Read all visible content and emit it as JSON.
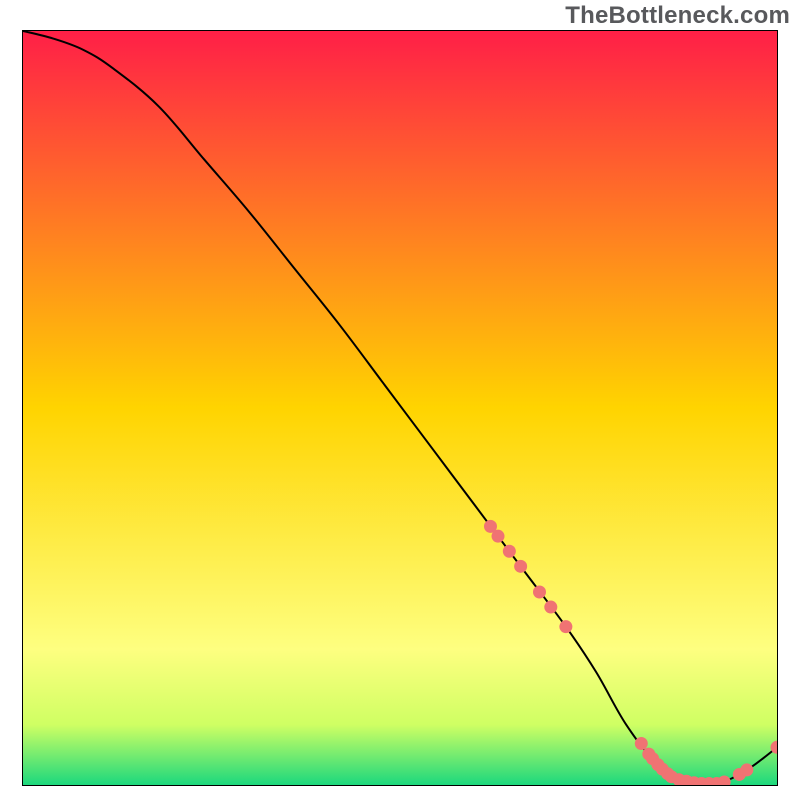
{
  "watermark": "TheBottleneck.com",
  "colors": {
    "top": "#ff1f47",
    "mid": "#ffd400",
    "lower1": "#feff80",
    "lower2": "#cfff63",
    "bottom": "#1cd87d",
    "marker": "#f07373",
    "line": "#000000",
    "border": "#000000"
  },
  "chart_data": {
    "type": "line",
    "title": "",
    "xlabel": "",
    "ylabel": "",
    "xlim": [
      0,
      100
    ],
    "ylim": [
      0,
      100
    ],
    "x": [
      0,
      4,
      8,
      12,
      18,
      24,
      30,
      36,
      42,
      48,
      54,
      60,
      66,
      72,
      76,
      80,
      84,
      88,
      92,
      96,
      100
    ],
    "values": [
      100,
      99,
      97.5,
      95,
      90,
      83,
      76,
      68.5,
      61,
      53,
      45,
      37,
      29,
      21,
      15,
      8,
      3,
      0.5,
      0.2,
      2,
      5
    ],
    "markers": [
      {
        "x": 62,
        "y": 34.3
      },
      {
        "x": 63,
        "y": 33.0
      },
      {
        "x": 64.5,
        "y": 31.0
      },
      {
        "x": 66,
        "y": 29.0
      },
      {
        "x": 68.5,
        "y": 25.6
      },
      {
        "x": 70,
        "y": 23.6
      },
      {
        "x": 72,
        "y": 21.0
      },
      {
        "x": 82,
        "y": 5.5
      },
      {
        "x": 83,
        "y": 4.1
      },
      {
        "x": 83.5,
        "y": 3.5
      },
      {
        "x": 84.2,
        "y": 2.7
      },
      {
        "x": 84.8,
        "y": 2.1
      },
      {
        "x": 85.5,
        "y": 1.5
      },
      {
        "x": 86,
        "y": 1.1
      },
      {
        "x": 87,
        "y": 0.7
      },
      {
        "x": 88,
        "y": 0.5
      },
      {
        "x": 89,
        "y": 0.3
      },
      {
        "x": 90,
        "y": 0.2
      },
      {
        "x": 91,
        "y": 0.2
      },
      {
        "x": 92,
        "y": 0.2
      },
      {
        "x": 93,
        "y": 0.4
      },
      {
        "x": 95,
        "y": 1.4
      },
      {
        "x": 96,
        "y": 2.0
      },
      {
        "x": 100,
        "y": 5.0
      }
    ]
  }
}
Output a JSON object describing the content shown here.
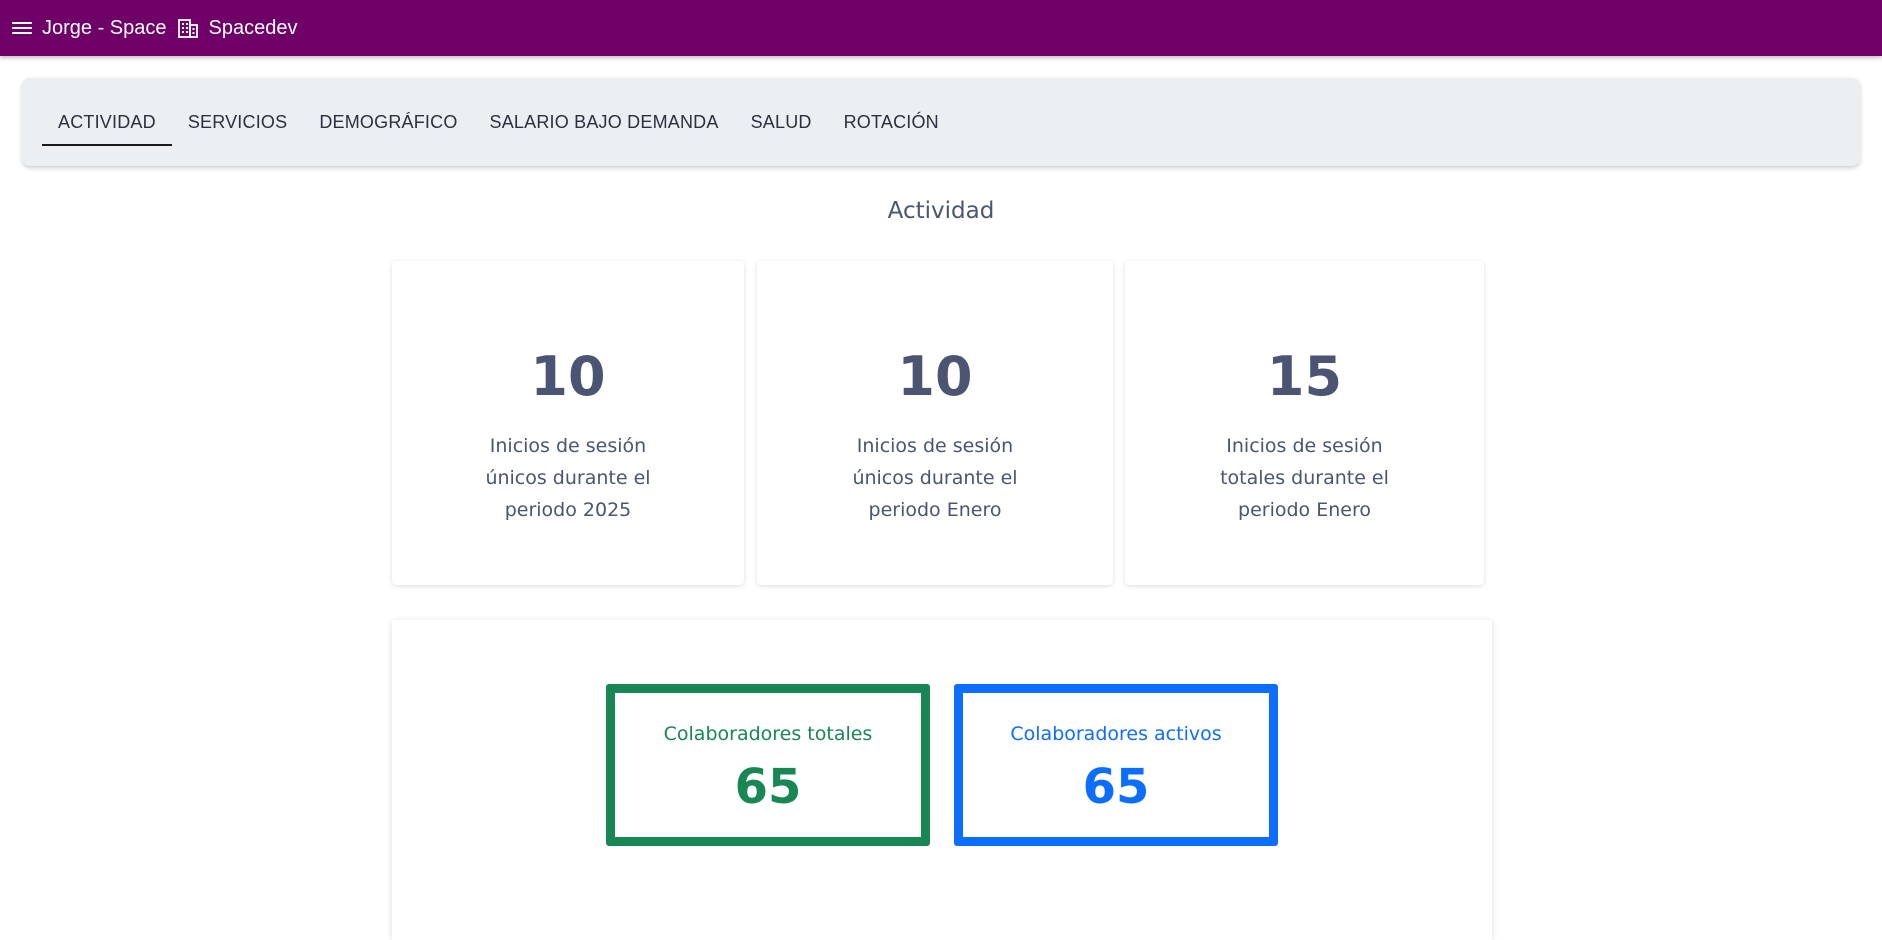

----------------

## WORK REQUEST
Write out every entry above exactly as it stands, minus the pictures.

## TASK OUTPUT
Read all visible content and emit it as JSON.
{
  "watermark": "TheBottleneck.com",
  "colors": {
    "top": "#ff1f47",
    "mid": "#ffd400",
    "lower1": "#feff80",
    "lower2": "#cfff63",
    "bottom": "#1cd87d",
    "marker": "#f07373",
    "line": "#000000",
    "border": "#000000"
  },
  "chart_data": {
    "type": "line",
    "title": "",
    "xlabel": "",
    "ylabel": "",
    "xlim": [
      0,
      100
    ],
    "ylim": [
      0,
      100
    ],
    "x": [
      0,
      4,
      8,
      12,
      18,
      24,
      30,
      36,
      42,
      48,
      54,
      60,
      66,
      72,
      76,
      80,
      84,
      88,
      92,
      96,
      100
    ],
    "values": [
      100,
      99,
      97.5,
      95,
      90,
      83,
      76,
      68.5,
      61,
      53,
      45,
      37,
      29,
      21,
      15,
      8,
      3,
      0.5,
      0.2,
      2,
      5
    ],
    "markers": [
      {
        "x": 62,
        "y": 34.3
      },
      {
        "x": 63,
        "y": 33.0
      },
      {
        "x": 64.5,
        "y": 31.0
      },
      {
        "x": 66,
        "y": 29.0
      },
      {
        "x": 68.5,
        "y": 25.6
      },
      {
        "x": 70,
        "y": 23.6
      },
      {
        "x": 72,
        "y": 21.0
      },
      {
        "x": 82,
        "y": 5.5
      },
      {
        "x": 83,
        "y": 4.1
      },
      {
        "x": 83.5,
        "y": 3.5
      },
      {
        "x": 84.2,
        "y": 2.7
      },
      {
        "x": 84.8,
        "y": 2.1
      },
      {
        "x": 85.5,
        "y": 1.5
      },
      {
        "x": 86,
        "y": 1.1
      },
      {
        "x": 87,
        "y": 0.7
      },
      {
        "x": 88,
        "y": 0.5
      },
      {
        "x": 89,
        "y": 0.3
      },
      {
        "x": 90,
        "y": 0.2
      },
      {
        "x": 91,
        "y": 0.2
      },
      {
        "x": 92,
        "y": 0.2
      },
      {
        "x": 93,
        "y": 0.4
      },
      {
        "x": 95,
        "y": 1.4
      },
      {
        "x": 96,
        "y": 2.0
      },
      {
        "x": 100,
        "y": 5.0
      }
    ]
  }
}
Output a JSON object describing the content shown here.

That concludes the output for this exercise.